What is expected = Each line below with the string "JSON" should be copied.

Extracted information =
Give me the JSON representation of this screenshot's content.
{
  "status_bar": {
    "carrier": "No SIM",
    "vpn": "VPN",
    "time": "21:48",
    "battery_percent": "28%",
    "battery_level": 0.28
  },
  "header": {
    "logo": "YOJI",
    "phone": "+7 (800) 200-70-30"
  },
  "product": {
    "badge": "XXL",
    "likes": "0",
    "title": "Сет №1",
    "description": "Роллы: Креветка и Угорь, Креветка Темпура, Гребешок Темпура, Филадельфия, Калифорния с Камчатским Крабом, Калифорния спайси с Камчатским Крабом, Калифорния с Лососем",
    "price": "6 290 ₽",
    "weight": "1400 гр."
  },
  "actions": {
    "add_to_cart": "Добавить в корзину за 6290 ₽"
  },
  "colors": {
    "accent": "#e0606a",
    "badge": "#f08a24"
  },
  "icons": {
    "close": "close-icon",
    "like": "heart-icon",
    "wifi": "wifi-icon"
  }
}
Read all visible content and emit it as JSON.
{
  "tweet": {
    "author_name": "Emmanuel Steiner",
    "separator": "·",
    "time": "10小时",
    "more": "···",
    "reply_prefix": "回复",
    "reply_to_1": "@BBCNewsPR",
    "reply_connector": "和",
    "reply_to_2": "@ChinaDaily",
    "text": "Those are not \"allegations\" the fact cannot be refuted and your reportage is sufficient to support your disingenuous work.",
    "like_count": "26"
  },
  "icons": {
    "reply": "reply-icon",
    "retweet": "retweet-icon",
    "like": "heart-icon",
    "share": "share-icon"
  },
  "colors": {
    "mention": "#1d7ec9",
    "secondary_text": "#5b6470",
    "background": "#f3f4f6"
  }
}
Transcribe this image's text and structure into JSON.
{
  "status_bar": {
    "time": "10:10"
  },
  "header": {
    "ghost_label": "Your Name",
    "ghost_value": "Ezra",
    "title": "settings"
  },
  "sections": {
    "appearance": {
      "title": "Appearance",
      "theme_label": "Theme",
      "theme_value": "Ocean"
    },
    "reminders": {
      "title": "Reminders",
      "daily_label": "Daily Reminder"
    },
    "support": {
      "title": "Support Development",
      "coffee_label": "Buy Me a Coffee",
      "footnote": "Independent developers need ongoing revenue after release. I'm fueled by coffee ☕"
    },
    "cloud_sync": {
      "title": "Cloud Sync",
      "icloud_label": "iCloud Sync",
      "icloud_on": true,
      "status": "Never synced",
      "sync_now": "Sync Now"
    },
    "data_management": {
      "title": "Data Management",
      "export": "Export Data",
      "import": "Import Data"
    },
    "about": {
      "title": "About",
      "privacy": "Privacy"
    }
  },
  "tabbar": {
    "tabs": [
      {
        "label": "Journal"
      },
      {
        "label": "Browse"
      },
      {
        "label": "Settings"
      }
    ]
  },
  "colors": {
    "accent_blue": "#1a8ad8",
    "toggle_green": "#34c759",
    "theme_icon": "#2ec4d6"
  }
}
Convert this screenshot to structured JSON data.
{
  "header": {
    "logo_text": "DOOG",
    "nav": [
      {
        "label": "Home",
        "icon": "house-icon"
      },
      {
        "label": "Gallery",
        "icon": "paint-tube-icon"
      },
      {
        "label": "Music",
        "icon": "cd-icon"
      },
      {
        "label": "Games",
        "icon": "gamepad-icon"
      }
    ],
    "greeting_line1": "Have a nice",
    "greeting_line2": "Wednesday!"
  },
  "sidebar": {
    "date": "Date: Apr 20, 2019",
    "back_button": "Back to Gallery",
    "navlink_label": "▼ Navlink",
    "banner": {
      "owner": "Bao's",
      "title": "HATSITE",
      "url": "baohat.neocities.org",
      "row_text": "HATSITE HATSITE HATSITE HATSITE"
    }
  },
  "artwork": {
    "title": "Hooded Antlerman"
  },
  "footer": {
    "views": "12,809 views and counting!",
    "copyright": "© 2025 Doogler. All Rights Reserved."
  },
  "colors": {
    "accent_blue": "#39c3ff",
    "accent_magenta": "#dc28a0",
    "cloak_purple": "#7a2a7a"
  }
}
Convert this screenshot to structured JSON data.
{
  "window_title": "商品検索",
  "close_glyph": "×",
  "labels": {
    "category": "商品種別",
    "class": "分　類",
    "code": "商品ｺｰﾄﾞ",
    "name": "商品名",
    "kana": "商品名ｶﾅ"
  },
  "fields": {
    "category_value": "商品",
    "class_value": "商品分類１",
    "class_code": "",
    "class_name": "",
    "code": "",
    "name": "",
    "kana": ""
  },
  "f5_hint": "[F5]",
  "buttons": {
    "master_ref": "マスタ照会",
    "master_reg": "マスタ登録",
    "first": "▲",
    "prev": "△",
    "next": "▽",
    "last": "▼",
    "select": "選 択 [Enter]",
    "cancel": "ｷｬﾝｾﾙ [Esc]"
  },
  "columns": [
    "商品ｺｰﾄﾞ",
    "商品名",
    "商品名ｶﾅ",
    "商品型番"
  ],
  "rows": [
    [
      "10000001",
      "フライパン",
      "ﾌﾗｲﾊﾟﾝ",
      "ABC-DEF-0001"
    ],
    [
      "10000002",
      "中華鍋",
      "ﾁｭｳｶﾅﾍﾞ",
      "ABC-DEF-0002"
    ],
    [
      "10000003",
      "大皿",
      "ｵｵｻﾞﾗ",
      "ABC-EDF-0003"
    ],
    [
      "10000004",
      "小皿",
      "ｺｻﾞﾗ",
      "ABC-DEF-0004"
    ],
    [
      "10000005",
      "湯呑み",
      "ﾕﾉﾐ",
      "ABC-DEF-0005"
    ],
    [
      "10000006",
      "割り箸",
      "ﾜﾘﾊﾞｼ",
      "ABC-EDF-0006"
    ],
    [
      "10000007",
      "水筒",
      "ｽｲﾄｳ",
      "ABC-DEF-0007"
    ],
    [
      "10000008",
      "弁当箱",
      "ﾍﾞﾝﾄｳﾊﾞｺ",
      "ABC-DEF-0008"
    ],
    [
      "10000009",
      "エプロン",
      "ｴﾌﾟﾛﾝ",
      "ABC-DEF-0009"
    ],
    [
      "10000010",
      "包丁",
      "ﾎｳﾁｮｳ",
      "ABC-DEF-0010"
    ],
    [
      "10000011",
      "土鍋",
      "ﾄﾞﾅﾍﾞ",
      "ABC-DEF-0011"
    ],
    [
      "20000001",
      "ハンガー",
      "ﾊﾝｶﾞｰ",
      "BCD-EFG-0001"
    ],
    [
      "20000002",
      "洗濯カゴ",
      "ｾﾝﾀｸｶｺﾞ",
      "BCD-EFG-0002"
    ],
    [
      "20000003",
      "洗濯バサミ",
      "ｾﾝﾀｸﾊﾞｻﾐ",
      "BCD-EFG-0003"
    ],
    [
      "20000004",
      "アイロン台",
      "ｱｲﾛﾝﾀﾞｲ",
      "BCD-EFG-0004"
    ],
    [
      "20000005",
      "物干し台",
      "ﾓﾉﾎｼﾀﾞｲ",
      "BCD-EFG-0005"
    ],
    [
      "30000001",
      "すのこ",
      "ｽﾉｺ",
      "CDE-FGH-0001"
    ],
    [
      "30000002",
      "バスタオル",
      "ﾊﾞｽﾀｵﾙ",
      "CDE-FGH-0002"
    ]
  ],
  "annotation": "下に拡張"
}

Response to the task =
Give me the JSON representation of this screenshot's content.
Read all visible content and emit it as JSON.
Transcribe this image's text and structure into JSON.
Convert this screenshot to structured JSON data.
Convert this screenshot to structured JSON data.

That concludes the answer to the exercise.